Instructions for the task: Leaving out every image, restate all the records word for word.

** Data to examine follows **

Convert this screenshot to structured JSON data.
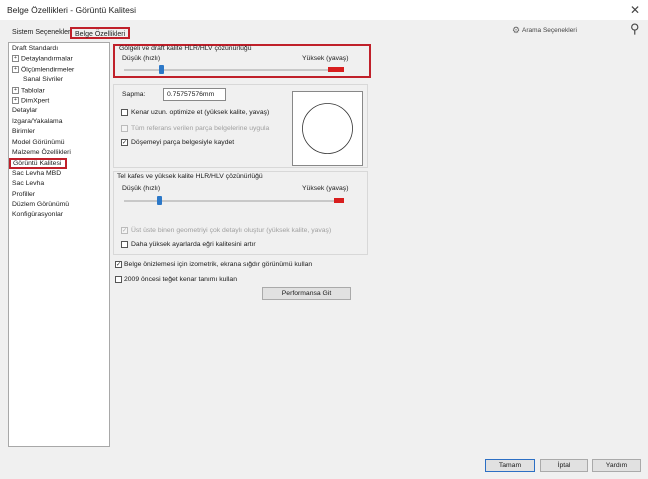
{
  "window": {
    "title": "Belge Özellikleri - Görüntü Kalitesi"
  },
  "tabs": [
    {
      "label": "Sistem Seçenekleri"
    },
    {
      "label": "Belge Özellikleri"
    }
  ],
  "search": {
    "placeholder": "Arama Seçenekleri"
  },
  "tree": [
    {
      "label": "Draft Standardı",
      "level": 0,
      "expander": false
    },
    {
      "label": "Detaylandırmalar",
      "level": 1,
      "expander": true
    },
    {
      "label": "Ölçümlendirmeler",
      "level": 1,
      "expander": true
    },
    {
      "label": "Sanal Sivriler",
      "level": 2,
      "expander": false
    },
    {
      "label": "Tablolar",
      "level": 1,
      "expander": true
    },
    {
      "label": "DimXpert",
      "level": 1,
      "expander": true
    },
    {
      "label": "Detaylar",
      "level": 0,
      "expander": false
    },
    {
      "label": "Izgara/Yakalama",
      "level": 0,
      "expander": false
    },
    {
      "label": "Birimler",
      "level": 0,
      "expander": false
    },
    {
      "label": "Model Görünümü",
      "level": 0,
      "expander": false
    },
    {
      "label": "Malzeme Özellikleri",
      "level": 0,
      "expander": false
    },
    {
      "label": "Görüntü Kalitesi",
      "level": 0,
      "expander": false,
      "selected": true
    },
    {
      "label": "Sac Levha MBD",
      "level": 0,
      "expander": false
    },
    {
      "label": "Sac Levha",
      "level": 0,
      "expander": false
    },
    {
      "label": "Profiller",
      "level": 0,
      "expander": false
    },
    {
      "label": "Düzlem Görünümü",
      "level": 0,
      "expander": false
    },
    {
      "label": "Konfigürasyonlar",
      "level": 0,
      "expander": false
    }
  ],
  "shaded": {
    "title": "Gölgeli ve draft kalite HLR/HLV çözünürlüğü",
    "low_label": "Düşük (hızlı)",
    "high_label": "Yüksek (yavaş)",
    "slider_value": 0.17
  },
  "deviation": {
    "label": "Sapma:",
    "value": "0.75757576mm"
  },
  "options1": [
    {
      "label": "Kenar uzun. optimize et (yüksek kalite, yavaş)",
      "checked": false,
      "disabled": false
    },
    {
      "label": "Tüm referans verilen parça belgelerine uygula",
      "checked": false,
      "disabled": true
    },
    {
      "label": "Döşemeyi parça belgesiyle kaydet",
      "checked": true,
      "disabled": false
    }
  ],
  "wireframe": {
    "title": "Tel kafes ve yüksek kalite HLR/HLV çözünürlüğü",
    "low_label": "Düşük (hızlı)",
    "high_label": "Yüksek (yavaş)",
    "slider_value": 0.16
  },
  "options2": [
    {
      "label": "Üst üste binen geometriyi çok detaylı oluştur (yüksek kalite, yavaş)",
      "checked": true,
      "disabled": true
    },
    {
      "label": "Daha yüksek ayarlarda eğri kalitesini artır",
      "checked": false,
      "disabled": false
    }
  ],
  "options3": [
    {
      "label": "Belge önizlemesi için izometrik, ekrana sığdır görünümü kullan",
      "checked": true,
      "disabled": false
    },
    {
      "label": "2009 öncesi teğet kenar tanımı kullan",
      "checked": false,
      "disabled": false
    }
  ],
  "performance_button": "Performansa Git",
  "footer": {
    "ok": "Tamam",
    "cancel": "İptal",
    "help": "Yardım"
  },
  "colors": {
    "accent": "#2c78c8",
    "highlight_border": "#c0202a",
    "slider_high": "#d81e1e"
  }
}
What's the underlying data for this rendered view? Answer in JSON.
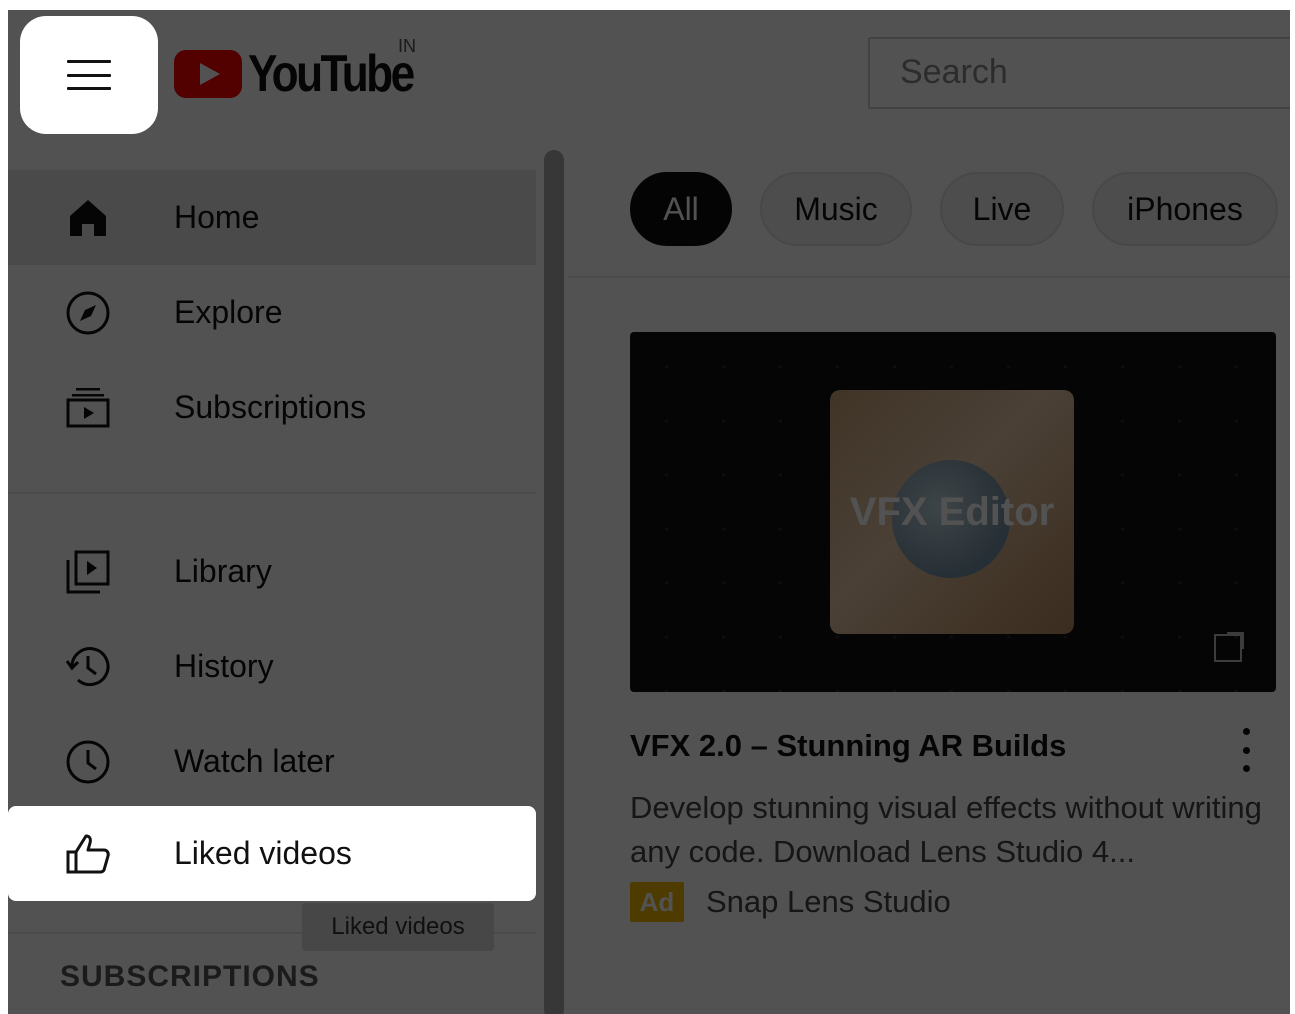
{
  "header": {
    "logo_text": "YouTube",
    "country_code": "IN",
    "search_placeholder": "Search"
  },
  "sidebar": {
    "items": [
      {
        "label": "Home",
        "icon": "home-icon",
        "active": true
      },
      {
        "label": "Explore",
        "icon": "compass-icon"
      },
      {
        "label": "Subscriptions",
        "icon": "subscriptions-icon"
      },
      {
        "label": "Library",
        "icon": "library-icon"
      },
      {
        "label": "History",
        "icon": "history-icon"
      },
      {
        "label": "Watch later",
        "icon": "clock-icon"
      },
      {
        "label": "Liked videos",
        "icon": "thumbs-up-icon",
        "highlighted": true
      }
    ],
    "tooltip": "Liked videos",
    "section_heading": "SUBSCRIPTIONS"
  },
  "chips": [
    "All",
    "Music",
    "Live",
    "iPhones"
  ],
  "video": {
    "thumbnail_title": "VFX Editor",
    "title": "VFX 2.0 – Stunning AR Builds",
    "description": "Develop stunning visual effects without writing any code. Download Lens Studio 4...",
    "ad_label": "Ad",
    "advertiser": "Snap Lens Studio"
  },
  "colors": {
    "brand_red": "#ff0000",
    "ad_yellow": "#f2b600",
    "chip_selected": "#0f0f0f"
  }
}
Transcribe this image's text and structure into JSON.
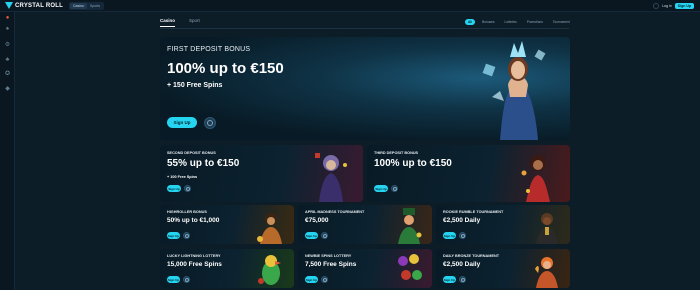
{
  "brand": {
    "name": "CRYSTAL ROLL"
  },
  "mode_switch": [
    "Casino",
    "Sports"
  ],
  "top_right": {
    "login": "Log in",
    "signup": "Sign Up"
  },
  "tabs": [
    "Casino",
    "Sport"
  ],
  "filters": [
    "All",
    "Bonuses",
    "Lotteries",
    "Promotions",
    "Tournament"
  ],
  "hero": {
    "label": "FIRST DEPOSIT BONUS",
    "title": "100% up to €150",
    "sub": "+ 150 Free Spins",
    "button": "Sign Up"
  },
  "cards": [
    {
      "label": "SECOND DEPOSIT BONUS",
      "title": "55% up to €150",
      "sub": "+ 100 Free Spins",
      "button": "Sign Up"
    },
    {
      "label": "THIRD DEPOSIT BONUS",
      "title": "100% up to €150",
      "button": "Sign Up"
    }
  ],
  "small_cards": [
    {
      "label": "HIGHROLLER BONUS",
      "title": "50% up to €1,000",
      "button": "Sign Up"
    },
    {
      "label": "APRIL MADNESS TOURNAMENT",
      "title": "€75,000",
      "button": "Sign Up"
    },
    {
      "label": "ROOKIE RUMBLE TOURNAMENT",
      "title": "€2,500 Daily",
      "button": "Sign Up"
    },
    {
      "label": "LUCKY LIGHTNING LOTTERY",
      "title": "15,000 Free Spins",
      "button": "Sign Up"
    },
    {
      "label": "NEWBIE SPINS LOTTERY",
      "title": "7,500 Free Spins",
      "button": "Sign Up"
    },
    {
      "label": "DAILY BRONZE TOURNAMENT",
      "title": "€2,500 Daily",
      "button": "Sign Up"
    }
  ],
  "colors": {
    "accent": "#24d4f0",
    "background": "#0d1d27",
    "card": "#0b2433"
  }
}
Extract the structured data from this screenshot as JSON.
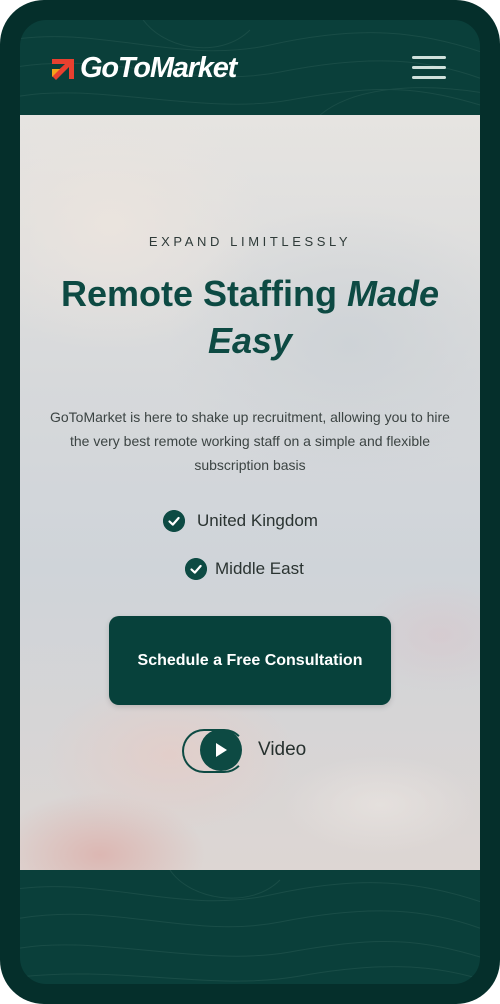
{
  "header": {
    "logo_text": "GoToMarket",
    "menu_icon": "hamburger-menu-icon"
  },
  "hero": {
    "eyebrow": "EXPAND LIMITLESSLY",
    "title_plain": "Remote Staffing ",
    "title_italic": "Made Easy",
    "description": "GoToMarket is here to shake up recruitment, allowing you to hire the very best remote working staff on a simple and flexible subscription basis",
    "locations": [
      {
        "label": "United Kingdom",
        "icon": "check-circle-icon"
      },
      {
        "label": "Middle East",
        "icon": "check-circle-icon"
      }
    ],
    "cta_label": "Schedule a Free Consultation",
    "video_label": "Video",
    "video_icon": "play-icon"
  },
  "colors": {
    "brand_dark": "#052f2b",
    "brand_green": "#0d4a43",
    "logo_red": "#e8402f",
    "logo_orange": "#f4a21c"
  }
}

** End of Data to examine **

Solution below:
Convert this screenshot to structured JSON data.
{
  "window": {
    "title": "Belge Özellikleri - Görüntü Kalitesi"
  },
  "tabs": [
    {
      "label": "Sistem Seçenekleri"
    },
    {
      "label": "Belge Özellikleri"
    }
  ],
  "search": {
    "placeholder": "Arama Seçenekleri"
  },
  "tree": [
    {
      "label": "Draft Standardı",
      "level": 0,
      "expander": false
    },
    {
      "label": "Detaylandırmalar",
      "level": 1,
      "expander": true
    },
    {
      "label": "Ölçümlendirmeler",
      "level": 1,
      "expander": true
    },
    {
      "label": "Sanal Sivriler",
      "level": 2,
      "expander": false
    },
    {
      "label": "Tablolar",
      "level": 1,
      "expander": true
    },
    {
      "label": "DimXpert",
      "level": 1,
      "expander": true
    },
    {
      "label": "Detaylar",
      "level": 0,
      "expander": false
    },
    {
      "label": "Izgara/Yakalama",
      "level": 0,
      "expander": false
    },
    {
      "label": "Birimler",
      "level": 0,
      "expander": false
    },
    {
      "label": "Model Görünümü",
      "level": 0,
      "expander": false
    },
    {
      "label": "Malzeme Özellikleri",
      "level": 0,
      "expander": false
    },
    {
      "label": "Görüntü Kalitesi",
      "level": 0,
      "expander": false,
      "selected": true
    },
    {
      "label": "Sac Levha MBD",
      "level": 0,
      "expander": false
    },
    {
      "label": "Sac Levha",
      "level": 0,
      "expander": false
    },
    {
      "label": "Profiller",
      "level": 0,
      "expander": false
    },
    {
      "label": "Düzlem Görünümü",
      "level": 0,
      "expander": false
    },
    {
      "label": "Konfigürasyonlar",
      "level": 0,
      "expander": false
    }
  ],
  "shaded": {
    "title": "Gölgeli ve draft kalite HLR/HLV çözünürlüğü",
    "low_label": "Düşük (hızlı)",
    "high_label": "Yüksek (yavaş)",
    "slider_value": 0.17
  },
  "deviation": {
    "label": "Sapma:",
    "value": "0.75757576mm"
  },
  "options1": [
    {
      "label": "Kenar uzun. optimize et (yüksek kalite, yavaş)",
      "checked": false,
      "disabled": false
    },
    {
      "label": "Tüm referans verilen parça belgelerine uygula",
      "checked": false,
      "disabled": true
    },
    {
      "label": "Döşemeyi parça belgesiyle kaydet",
      "checked": true,
      "disabled": false
    }
  ],
  "wireframe": {
    "title": "Tel kafes ve yüksek kalite HLR/HLV çözünürlüğü",
    "low_label": "Düşük (hızlı)",
    "high_label": "Yüksek (yavaş)",
    "slider_value": 0.16
  },
  "options2": [
    {
      "label": "Üst üste binen geometriyi çok detaylı oluştur (yüksek kalite, yavaş)",
      "checked": true,
      "disabled": true
    },
    {
      "label": "Daha yüksek ayarlarda eğri kalitesini artır",
      "checked": false,
      "disabled": false
    }
  ],
  "options3": [
    {
      "label": "Belge önizlemesi için izometrik, ekrana sığdır görünümü kullan",
      "checked": true,
      "disabled": false
    },
    {
      "label": "2009 öncesi teğet kenar tanımı kullan",
      "checked": false,
      "disabled": false
    }
  ],
  "performance_button": "Performansa Git",
  "footer": {
    "ok": "Tamam",
    "cancel": "İptal",
    "help": "Yardım"
  },
  "colors": {
    "accent": "#2c78c8",
    "highlight_border": "#c0202a",
    "slider_high": "#d81e1e"
  }
}
What's the underlying data for this rendered view? Answer in JSON.
{
  "header": {
    "logo_text": "YouTube",
    "country_code": "IN",
    "search_placeholder": "Search"
  },
  "sidebar": {
    "items": [
      {
        "label": "Home",
        "icon": "home-icon",
        "active": true
      },
      {
        "label": "Explore",
        "icon": "compass-icon"
      },
      {
        "label": "Subscriptions",
        "icon": "subscriptions-icon"
      },
      {
        "label": "Library",
        "icon": "library-icon"
      },
      {
        "label": "History",
        "icon": "history-icon"
      },
      {
        "label": "Watch later",
        "icon": "clock-icon"
      },
      {
        "label": "Liked videos",
        "icon": "thumbs-up-icon",
        "highlighted": true
      }
    ],
    "tooltip": "Liked videos",
    "section_heading": "SUBSCRIPTIONS"
  },
  "chips": [
    "All",
    "Music",
    "Live",
    "iPhones"
  ],
  "video": {
    "thumbnail_title": "VFX Editor",
    "title": "VFX 2.0 – Stunning AR Builds",
    "description": "Develop stunning visual effects without writing any code. Download Lens Studio 4...",
    "ad_label": "Ad",
    "advertiser": "Snap Lens Studio"
  },
  "colors": {
    "brand_red": "#ff0000",
    "ad_yellow": "#f2b600",
    "chip_selected": "#0f0f0f"
  }
}
Transcribe this image's text and structure into JSON.
{
  "brand": {
    "name": "CRYSTAL ROLL"
  },
  "mode_switch": [
    "Casino",
    "Sports"
  ],
  "top_right": {
    "login": "Log in",
    "signup": "Sign Up"
  },
  "tabs": [
    "Casino",
    "Sport"
  ],
  "filters": [
    "All",
    "Bonuses",
    "Lotteries",
    "Promotions",
    "Tournament"
  ],
  "hero": {
    "label": "FIRST DEPOSIT BONUS",
    "title": "100% up to €150",
    "sub": "+ 150 Free Spins",
    "button": "Sign Up"
  },
  "cards": [
    {
      "label": "SECOND DEPOSIT BONUS",
      "title": "55% up to €150",
      "sub": "+ 100 Free Spins",
      "button": "Sign Up"
    },
    {
      "label": "THIRD DEPOSIT BONUS",
      "title": "100% up to €150",
      "button": "Sign Up"
    }
  ],
  "small_cards": [
    {
      "label": "HIGHROLLER BONUS",
      "title": "50% up to €1,000",
      "button": "Sign Up"
    },
    {
      "label": "APRIL MADNESS TOURNAMENT",
      "title": "€75,000",
      "button": "Sign Up"
    },
    {
      "label": "ROOKIE RUMBLE TOURNAMENT",
      "title": "€2,500 Daily",
      "button": "Sign Up"
    },
    {
      "label": "LUCKY LIGHTNING LOTTERY",
      "title": "15,000 Free Spins",
      "button": "Sign Up"
    },
    {
      "label": "NEWBIE SPINS LOTTERY",
      "title": "7,500 Free Spins",
      "button": "Sign Up"
    },
    {
      "label": "DAILY BRONZE TOURNAMENT",
      "title": "€2,500 Daily",
      "button": "Sign Up"
    }
  ],
  "colors": {
    "accent": "#24d4f0",
    "background": "#0d1d27",
    "card": "#0b2433"
  }
}
Extract the structured data from this screenshot as JSON.
{
  "header": {
    "logo_text": "GoToMarket",
    "menu_icon": "hamburger-menu-icon"
  },
  "hero": {
    "eyebrow": "EXPAND LIMITLESSLY",
    "title_plain": "Remote Staffing ",
    "title_italic": "Made Easy",
    "description": "GoToMarket is here to shake up recruitment, allowing you to hire the very best remote working staff on a simple and flexible subscription basis",
    "locations": [
      {
        "label": "United Kingdom",
        "icon": "check-circle-icon"
      },
      {
        "label": "Middle East",
        "icon": "check-circle-icon"
      }
    ],
    "cta_label": "Schedule a Free Consultation",
    "video_label": "Video",
    "video_icon": "play-icon"
  },
  "colors": {
    "brand_dark": "#052f2b",
    "brand_green": "#0d4a43",
    "logo_red": "#e8402f",
    "logo_orange": "#f4a21c"
  }
}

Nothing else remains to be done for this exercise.